Yamaha has decided to suspend Maverick Vinales after finding irregularities committed by the rider during Styrian GP, as he won’t race in Austrian GP.
In further relation strain between the two parties, Yamaha has suspended Vinales after finding an irregular operation from the rider during the course of the Styrian GP, which potentially could have damaged the whole M1 bike.
Vinales had a good getaway during the initial start, but stalled on the second start in Styrian GP. He could never recover from the position in yet another horror show. The news of the suspension could eventually end his time with Yamaha even before 2021 end.
For now, Vinales will not race in Austrian GP, with Yamaha not fielding any replacement rider. Fabio Quartararo will be the sole entrant, as the future decision on their relation to be taken after detailed discussions between the management and the rider.
The rumours of Vinales joining Aprilia is strong for 2022 MotoGP after the Spaniard ended his deal with Yamaha before the summer break. However, in a serious charge like this, it could change things still. While there are no confirmed reports of the trouble, but many reporters have noted about the Spaniard revving his bike towards end of the Styrian GP.
The statement from the team in full:
“Yamaha regrets to announce that Maverick Vinales’ entry to this weekend’s Austrian MotoGP event has been withdrawn by the Monster Energy Yamaha MotoGP team. The absence follows the suspension of the rider by Yamaha due to the unexplained irregular operation of the motorcycle by the rider during last weekend’s Styria MotoGP race.
“Yamaha’s decision follows an in-depth analysis of telemetry and data over the last few days.
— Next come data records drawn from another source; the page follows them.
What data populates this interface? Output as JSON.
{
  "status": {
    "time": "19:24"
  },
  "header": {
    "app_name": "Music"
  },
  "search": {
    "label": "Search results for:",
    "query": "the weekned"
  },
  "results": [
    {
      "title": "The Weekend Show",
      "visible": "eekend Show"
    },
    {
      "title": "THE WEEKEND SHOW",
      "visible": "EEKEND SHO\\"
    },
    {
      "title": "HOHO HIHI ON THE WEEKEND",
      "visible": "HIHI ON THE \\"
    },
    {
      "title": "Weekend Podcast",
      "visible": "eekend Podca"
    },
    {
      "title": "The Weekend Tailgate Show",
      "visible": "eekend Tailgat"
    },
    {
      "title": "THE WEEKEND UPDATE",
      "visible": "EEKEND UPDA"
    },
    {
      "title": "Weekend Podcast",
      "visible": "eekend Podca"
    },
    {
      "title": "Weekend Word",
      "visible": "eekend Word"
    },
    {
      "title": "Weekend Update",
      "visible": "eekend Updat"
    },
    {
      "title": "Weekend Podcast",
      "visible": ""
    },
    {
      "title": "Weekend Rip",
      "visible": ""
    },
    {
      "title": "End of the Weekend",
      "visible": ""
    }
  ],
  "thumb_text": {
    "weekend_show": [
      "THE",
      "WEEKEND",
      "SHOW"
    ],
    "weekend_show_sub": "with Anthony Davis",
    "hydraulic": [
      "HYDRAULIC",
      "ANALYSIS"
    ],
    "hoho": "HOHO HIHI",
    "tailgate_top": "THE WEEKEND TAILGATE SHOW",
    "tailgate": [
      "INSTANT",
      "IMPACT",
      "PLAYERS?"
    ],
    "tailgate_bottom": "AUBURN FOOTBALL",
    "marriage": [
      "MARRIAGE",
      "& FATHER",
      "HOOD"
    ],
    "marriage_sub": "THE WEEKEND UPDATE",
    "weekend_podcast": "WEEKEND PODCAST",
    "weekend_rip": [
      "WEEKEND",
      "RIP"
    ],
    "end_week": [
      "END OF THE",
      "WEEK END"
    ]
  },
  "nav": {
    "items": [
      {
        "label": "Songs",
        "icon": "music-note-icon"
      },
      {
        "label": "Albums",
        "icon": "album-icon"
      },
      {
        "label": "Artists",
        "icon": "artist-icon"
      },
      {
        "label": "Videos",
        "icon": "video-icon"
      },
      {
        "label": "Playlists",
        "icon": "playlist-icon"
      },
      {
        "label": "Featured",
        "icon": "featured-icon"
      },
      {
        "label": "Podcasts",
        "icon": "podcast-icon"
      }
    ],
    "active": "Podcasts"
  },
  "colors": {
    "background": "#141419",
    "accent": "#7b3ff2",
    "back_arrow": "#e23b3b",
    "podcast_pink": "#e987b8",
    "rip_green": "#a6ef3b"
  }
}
Yamaha’s conclusion is that the rider’s actions could have potentially caused significant damage to the engine of his YZR-M1 bike which could have caused serious risks to the rider himself and possibly posed a danger to all other riders in the MotoGP race.
“The rider will not be replaced at the Austrian GP. Decisions regarding the future races will be taken after a more detailed analysis of the situation and further discussions between Yamaha and the rider.”
Here’s MotoGP Race Director explaining on changes for Austrian GP